Problem statement ->
The reply should contain each record below, returned exactly as given.
-- Records for the exercise follows --
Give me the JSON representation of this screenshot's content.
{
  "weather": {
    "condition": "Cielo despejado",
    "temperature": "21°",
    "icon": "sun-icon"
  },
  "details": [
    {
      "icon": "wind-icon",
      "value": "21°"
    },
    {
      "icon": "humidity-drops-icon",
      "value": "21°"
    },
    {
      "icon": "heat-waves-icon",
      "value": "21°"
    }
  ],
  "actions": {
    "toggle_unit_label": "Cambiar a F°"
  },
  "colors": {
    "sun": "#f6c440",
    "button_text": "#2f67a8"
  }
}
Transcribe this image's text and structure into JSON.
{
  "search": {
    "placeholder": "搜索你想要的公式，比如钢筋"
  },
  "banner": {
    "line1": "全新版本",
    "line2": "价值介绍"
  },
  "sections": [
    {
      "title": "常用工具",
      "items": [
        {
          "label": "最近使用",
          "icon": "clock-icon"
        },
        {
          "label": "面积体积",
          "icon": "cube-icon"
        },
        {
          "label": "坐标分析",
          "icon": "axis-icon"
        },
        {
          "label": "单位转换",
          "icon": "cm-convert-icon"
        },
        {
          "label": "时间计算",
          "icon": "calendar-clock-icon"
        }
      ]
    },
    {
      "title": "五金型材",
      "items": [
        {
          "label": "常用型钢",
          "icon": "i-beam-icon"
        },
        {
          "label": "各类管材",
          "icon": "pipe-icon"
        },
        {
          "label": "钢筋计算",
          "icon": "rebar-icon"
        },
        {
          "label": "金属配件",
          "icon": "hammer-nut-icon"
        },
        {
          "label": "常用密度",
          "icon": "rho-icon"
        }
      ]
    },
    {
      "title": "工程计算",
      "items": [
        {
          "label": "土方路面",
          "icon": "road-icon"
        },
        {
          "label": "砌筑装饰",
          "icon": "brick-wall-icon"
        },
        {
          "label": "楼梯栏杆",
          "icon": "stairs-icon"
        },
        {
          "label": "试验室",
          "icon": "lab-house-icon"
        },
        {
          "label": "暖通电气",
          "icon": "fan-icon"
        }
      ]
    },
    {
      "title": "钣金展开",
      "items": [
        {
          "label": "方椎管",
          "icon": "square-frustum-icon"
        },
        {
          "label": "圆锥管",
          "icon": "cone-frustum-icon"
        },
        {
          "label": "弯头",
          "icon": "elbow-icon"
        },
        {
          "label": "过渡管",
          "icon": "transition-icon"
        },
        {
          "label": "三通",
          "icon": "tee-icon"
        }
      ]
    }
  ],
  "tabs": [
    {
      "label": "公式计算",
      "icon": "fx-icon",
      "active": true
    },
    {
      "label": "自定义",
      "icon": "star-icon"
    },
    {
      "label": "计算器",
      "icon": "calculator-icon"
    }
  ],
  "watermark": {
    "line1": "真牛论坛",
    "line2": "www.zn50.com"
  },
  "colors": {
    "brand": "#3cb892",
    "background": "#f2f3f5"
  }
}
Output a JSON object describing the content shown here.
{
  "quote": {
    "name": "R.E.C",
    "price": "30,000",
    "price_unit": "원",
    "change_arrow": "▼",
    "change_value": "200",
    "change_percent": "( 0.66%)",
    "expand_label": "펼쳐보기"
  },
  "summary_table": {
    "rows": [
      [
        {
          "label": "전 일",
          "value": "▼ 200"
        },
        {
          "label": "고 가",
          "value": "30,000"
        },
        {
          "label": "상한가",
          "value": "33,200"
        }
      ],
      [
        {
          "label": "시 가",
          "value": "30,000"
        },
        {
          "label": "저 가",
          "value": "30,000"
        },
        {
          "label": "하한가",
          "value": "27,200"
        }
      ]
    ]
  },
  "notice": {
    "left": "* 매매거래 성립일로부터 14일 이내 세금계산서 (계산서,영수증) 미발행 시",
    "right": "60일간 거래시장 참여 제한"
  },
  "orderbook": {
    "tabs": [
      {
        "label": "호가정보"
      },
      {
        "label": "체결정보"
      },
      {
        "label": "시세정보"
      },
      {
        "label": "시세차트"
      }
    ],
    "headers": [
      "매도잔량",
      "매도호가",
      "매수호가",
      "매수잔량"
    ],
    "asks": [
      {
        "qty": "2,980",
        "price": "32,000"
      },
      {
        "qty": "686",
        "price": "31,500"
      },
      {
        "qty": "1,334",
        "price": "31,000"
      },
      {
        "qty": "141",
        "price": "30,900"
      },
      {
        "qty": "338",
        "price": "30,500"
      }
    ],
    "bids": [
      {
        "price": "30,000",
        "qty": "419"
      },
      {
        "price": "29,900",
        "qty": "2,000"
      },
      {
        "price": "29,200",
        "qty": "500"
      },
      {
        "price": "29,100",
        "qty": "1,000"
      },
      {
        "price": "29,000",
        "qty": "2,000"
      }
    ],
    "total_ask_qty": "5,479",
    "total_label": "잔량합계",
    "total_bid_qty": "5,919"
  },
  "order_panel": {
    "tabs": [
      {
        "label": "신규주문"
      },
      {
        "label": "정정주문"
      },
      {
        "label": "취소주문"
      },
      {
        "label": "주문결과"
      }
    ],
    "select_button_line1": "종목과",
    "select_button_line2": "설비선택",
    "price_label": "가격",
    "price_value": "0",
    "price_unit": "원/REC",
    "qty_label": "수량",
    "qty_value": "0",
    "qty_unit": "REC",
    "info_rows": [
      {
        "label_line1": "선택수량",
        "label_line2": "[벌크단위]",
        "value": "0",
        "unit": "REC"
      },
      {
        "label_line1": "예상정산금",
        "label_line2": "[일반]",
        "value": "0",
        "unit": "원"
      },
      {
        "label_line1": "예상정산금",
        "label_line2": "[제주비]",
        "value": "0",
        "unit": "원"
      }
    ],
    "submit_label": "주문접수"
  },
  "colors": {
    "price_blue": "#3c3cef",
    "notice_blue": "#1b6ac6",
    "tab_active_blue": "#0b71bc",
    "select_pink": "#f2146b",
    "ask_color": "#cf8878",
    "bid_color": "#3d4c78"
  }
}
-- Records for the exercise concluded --
Task response ->
Give me the JSON representation of this screenshot's content.
{
  "weather": {
    "condition": "Cielo despejado",
    "temperature": "21°",
    "icon": "sun-icon"
  },
  "details": [
    {
      "icon": "wind-icon",
      "value": "21°"
    },
    {
      "icon": "humidity-drops-icon",
      "value": "21°"
    },
    {
      "icon": "heat-waves-icon",
      "value": "21°"
    }
  ],
  "actions": {
    "toggle_unit_label": "Cambiar a F°"
  },
  "colors": {
    "sun": "#f6c440",
    "button_text": "#2f67a8"
  }
}
Transcribe this image's text and structure into JSON.
{
  "search": {
    "placeholder": "搜索你想要的公式，比如钢筋"
  },
  "banner": {
    "line1": "全新版本",
    "line2": "价值介绍"
  },
  "sections": [
    {
      "title": "常用工具",
      "items": [
        {
          "label": "最近使用",
          "icon": "clock-icon"
        },
        {
          "label": "面积体积",
          "icon": "cube-icon"
        },
        {
          "label": "坐标分析",
          "icon": "axis-icon"
        },
        {
          "label": "单位转换",
          "icon": "cm-convert-icon"
        },
        {
          "label": "时间计算",
          "icon": "calendar-clock-icon"
        }
      ]
    },
    {
      "title": "五金型材",
      "items": [
        {
          "label": "常用型钢",
          "icon": "i-beam-icon"
        },
        {
          "label": "各类管材",
          "icon": "pipe-icon"
        },
        {
          "label": "钢筋计算",
          "icon": "rebar-icon"
        },
        {
          "label": "金属配件",
          "icon": "hammer-nut-icon"
        },
        {
          "label": "常用密度",
          "icon": "rho-icon"
        }
      ]
    },
    {
      "title": "工程计算",
      "items": [
        {
          "label": "土方路面",
          "icon": "road-icon"
        },
        {
          "label": "砌筑装饰",
          "icon": "brick-wall-icon"
        },
        {
          "label": "楼梯栏杆",
          "icon": "stairs-icon"
        },
        {
          "label": "试验室",
          "icon": "lab-house-icon"
        },
        {
          "label": "暖通电气",
          "icon": "fan-icon"
        }
      ]
    },
    {
      "title": "钣金展开",
      "items": [
        {
          "label": "方椎管",
          "icon": "square-frustum-icon"
        },
        {
          "label": "圆锥管",
          "icon": "cone-frustum-icon"
        },
        {
          "label": "弯头",
          "icon": "elbow-icon"
        },
        {
          "label": "过渡管",
          "icon": "transition-icon"
        },
        {
          "label": "三通",
          "icon": "tee-icon"
        }
      ]
    }
  ],
  "tabs": [
    {
      "label": "公式计算",
      "icon": "fx-icon",
      "active": true
    },
    {
      "label": "自定义",
      "icon": "star-icon"
    },
    {
      "label": "计算器",
      "icon": "calculator-icon"
    }
  ],
  "watermark": {
    "line1": "真牛论坛",
    "line2": "www.zn50.com"
  },
  "colors": {
    "brand": "#3cb892",
    "background": "#f2f3f5"
  }
}
Output a JSON object describing the content shown here.
{
  "quote": {
    "name": "R.E.C",
    "price": "30,000",
    "price_unit": "원",
    "change_arrow": "▼",
    "change_value": "200",
    "change_percent": "( 0.66%)",
    "expand_label": "펼쳐보기"
  },
  "summary_table": {
    "rows": [
      [
        {
          "label": "전 일",
          "value": "▼ 200"
        },
        {
          "label": "고 가",
          "value": "30,000"
        },
        {
          "label": "상한가",
          "value": "33,200"
        }
      ],
      [
        {
          "label": "시 가",
          "value": "30,000"
        },
        {
          "label": "저 가",
          "value": "30,000"
        },
        {
          "label": "하한가",
          "value": "27,200"
        }
      ]
    ]
  },
  "notice": {
    "left": "* 매매거래 성립일로부터 14일 이내 세금계산서 (계산서,영수증) 미발행 시",
    "right": "60일간 거래시장 참여 제한"
  },
  "orderbook": {
    "tabs": [
      {
        "label": "호가정보"
      },
      {
        "label": "체결정보"
      },
      {
        "label": "시세정보"
      },
      {
        "label": "시세차트"
      }
    ],
    "headers": [
      "매도잔량",
      "매도호가",
      "매수호가",
      "매수잔량"
    ],
    "asks": [
      {
        "qty": "2,980",
        "price": "32,000"
      },
      {
        "qty": "686",
        "price": "31,500"
      },
      {
        "qty": "1,334",
        "price": "31,000"
      },
      {
        "qty": "141",
        "price": "30,900"
      },
      {
        "qty": "338",
        "price": "30,500"
      }
    ],
    "bids": [
      {
        "price": "30,000",
        "qty": "419"
      },
      {
        "price": "29,900",
        "qty": "2,000"
      },
      {
        "price": "29,200",
        "qty": "500"
      },
      {
        "price": "29,100",
        "qty": "1,000"
      },
      {
        "price": "29,000",
        "qty": "2,000"
      }
    ],
    "total_ask_qty": "5,479",
    "total_label": "잔량합계",
    "total_bid_qty": "5,919"
  },
  "order_panel": {
    "tabs": [
      {
        "label": "신규주문"
      },
      {
        "label": "정정주문"
      },
      {
        "label": "취소주문"
      },
      {
        "label": "주문결과"
      }
    ],
    "select_button_line1": "종목과",
    "select_button_line2": "설비선택",
    "price_label": "가격",
    "price_value": "0",
    "price_unit": "원/REC",
    "qty_label": "수량",
    "qty_value": "0",
    "qty_unit": "REC",
    "info_rows": [
      {
        "label_line1": "선택수량",
        "label_line2": "[벌크단위]",
        "value": "0",
        "unit": "REC"
      },
      {
        "label_line1": "예상정산금",
        "label_line2": "[일반]",
        "value": "0",
        "unit": "원"
      },
      {
        "label_line1": "예상정산금",
        "label_line2": "[제주비]",
        "value": "0",
        "unit": "원"
      }
    ],
    "submit_label": "주문접수"
  },
  "colors": {
    "price_blue": "#3c3cef",
    "notice_blue": "#1b6ac6",
    "tab_active_blue": "#0b71bc",
    "select_pink": "#f2146b",
    "ask_color": "#cf8878",
    "bid_color": "#3d4c78"
  }
}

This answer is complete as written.